* _Exercise_
From the first line to the last, restate the data word for word.

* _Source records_
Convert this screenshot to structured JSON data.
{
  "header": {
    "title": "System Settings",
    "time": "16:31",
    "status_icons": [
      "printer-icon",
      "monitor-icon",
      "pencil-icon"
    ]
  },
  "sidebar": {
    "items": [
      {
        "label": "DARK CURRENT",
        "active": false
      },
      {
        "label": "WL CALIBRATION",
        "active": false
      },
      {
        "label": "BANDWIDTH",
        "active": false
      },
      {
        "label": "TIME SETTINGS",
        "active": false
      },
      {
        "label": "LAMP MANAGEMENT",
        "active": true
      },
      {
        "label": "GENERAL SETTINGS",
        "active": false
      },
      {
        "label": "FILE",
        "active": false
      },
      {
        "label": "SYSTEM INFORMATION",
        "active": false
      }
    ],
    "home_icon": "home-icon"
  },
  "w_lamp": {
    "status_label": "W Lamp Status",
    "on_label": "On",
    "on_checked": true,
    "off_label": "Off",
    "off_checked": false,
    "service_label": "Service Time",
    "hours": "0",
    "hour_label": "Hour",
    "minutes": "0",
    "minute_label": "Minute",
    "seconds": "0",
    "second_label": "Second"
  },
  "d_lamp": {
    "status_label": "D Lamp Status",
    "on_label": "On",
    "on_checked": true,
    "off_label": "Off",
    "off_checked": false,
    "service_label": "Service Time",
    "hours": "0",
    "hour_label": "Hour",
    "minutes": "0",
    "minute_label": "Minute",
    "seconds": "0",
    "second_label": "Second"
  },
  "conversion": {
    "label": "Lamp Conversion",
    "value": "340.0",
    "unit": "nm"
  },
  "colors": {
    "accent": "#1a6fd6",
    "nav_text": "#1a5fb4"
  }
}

* _Task solution_
Convert this screenshot to structured JSON data.
{
  "header": {
    "title": "System Settings",
    "time": "16:31",
    "status_icons": [
      "printer-icon",
      "monitor-icon",
      "pencil-icon"
    ]
  },
  "sidebar": {
    "items": [
      {
        "label": "DARK CURRENT",
        "active": false
      },
      {
        "label": "WL CALIBRATION",
        "active": false
      },
      {
        "label": "BANDWIDTH",
        "active": false
      },
      {
        "label": "TIME SETTINGS",
        "active": false
      },
      {
        "label": "LAMP MANAGEMENT",
        "active": true
      },
      {
        "label": "GENERAL SETTINGS",
        "active": false
      },
      {
        "label": "FILE",
        "active": false
      },
      {
        "label": "SYSTEM INFORMATION",
        "active": false
      }
    ],
    "home_icon": "home-icon"
  },
  "w_lamp": {
    "status_label": "W Lamp Status",
    "on_label": "On",
    "on_checked": true,
    "off_label": "Off",
    "off_checked": false,
    "service_label": "Service Time",
    "hours": "0",
    "hour_label": "Hour",
    "minutes": "0",
    "minute_label": "Minute",
    "seconds": "0",
    "second_label": "Second"
  },
  "d_lamp": {
    "status_label": "D Lamp Status",
    "on_label": "On",
    "on_checked": true,
    "off_label": "Off",
    "off_checked": false,
    "service_label": "Service Time",
    "hours": "0",
    "hour_label": "Hour",
    "minutes": "0",
    "minute_label": "Minute",
    "seconds": "0",
    "second_label": "Second"
  },
  "conversion": {
    "label": "Lamp Conversion",
    "value": "340.0",
    "unit": "nm"
  },
  "colors": {
    "accent": "#1a6fd6",
    "nav_text": "#1a5fb4"
  }
}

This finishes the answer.